There are apps for everything but are they safe to use? And how much research do you do before clicking the ‘install’ button?

What is an app?

Did you know there is an average of 60 to 90 apps on the average smartphone?

Apps are computer programs, changing large packets of data into user-friendly chunks. They make a large website usable on a smaller screen.

What is fleeceware?

You’ve heard of malware, adware and spyware, but what about fleeceware?

Fleeceware are apps that come with hefty subscription fees.

They are legal and they contain no malicious code.

They often have 5 star reviews and thousands of downloads. But all might not be as it seems.

Not intimidated by the subscription costs?

What you want to pay for an app is down to you and the value you think you are getting from your purchase.

Fleeceware companies use tactics to ensure they can keep taking the money from your account.

They won’t remind you when a free trial is due to end, they won’t make it easy to cancel your subscription and they won’t be clear in their pricing.

Many of these services offer weekly or monthly subscription fees to keep the perceived cost relatively small so you won’t even notice it.

How do I view my subscriptions?

Trying to remember every service or product you’ve ever subscribed to is impossible.

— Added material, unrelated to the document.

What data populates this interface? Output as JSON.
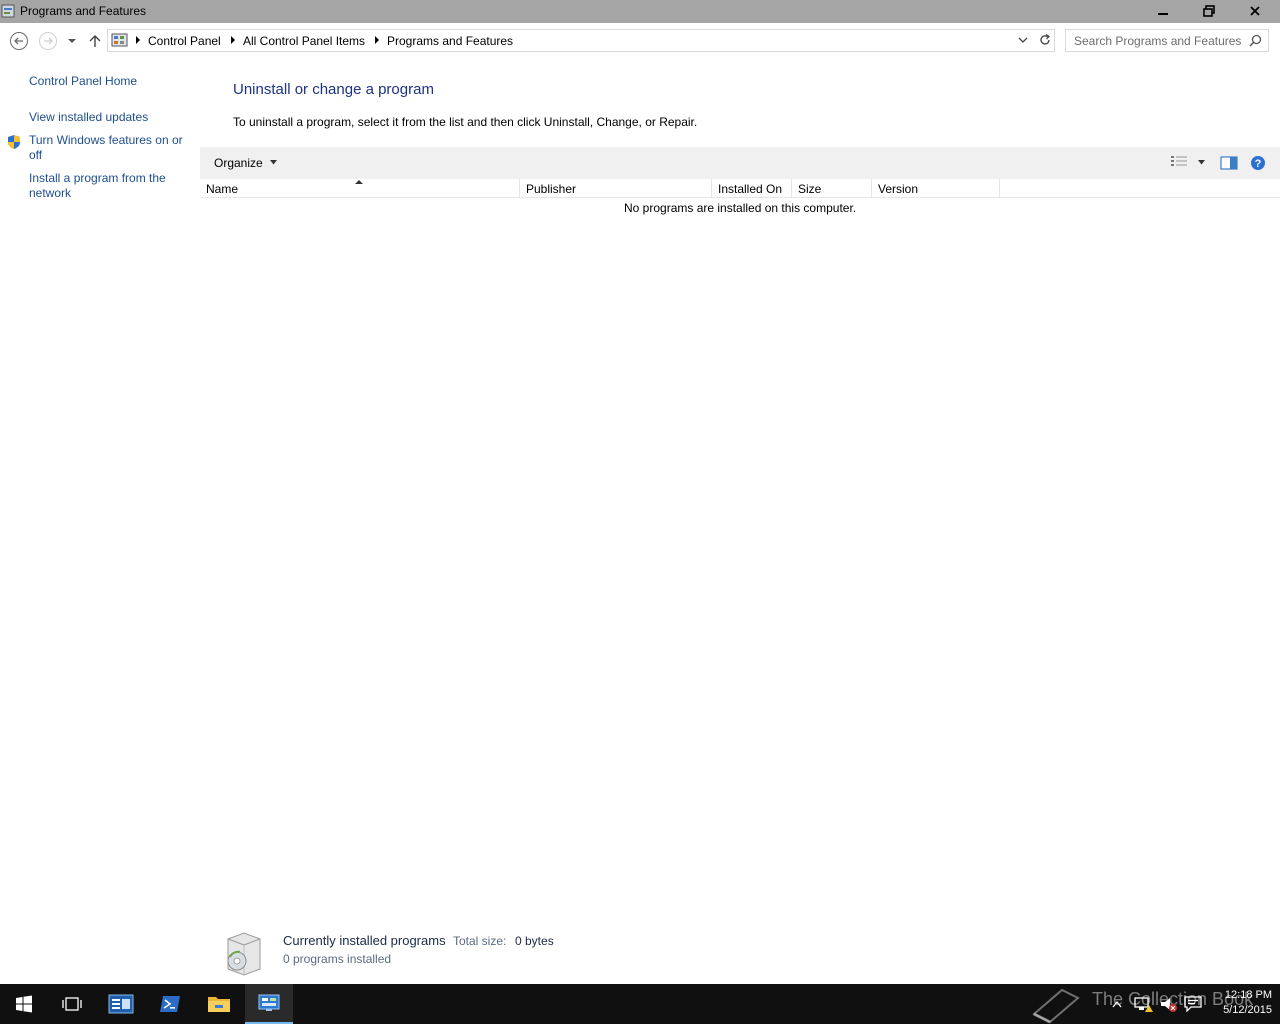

But that’s ok, you can check your current (and not current) subscriptions fairly easily.

View your Google Play subscriptions by clicking on the hamburger menu (top left) in the Play Store and clicking on ‘subscriptions’. Here you will find all of your active and inactive app subscriptions.

If you’ve taken a bite out of an apple device search for ‘see or cancel your subscriptions’. This provides instructions of how to see all of your subscriptions whether it’s an iPod, iPhone, iPad, Mac etc.

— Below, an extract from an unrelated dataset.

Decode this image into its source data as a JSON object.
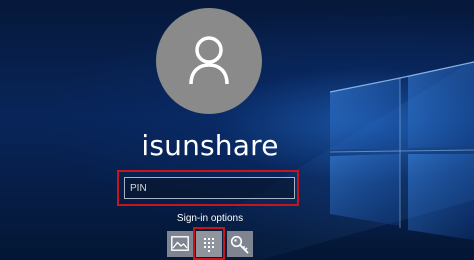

Avoid falling victim to fleeceware

The good news is that things are changing.

Google, Apple and Amazon want the app-store user experience to be a positive one, they don’t want you to feel cheated or fleeced.

There are new guidelines on app transparency. These ensure app-developers make subscription details, free trials and introductory offers clearer. They want you to feel fully-informed before making an app-purchase.

On the downside, did you know Apple and Google receive 30% of an app’s revenue in the first year? The more the fleeceware developers earn, the more Google and Apple gain.

Our tips to help you avoid fleeceware

  • Look at what apps your phone already has, it may already have an app that can do what you want
  • Download apps from well-known businesses/companies you know of
  • Check for apps made by your phone’s manufacturer, simply search ‘Samsung’ for example
  • Checks all reviews, good, bad and the ugly
  • Scroll down to ‘Similar apps’ to see if there are any free alternatives
  • Read ‘About this app’ so you are fully informed of what it is, what is does, who made it, how much in-app purchases are and even app permissions.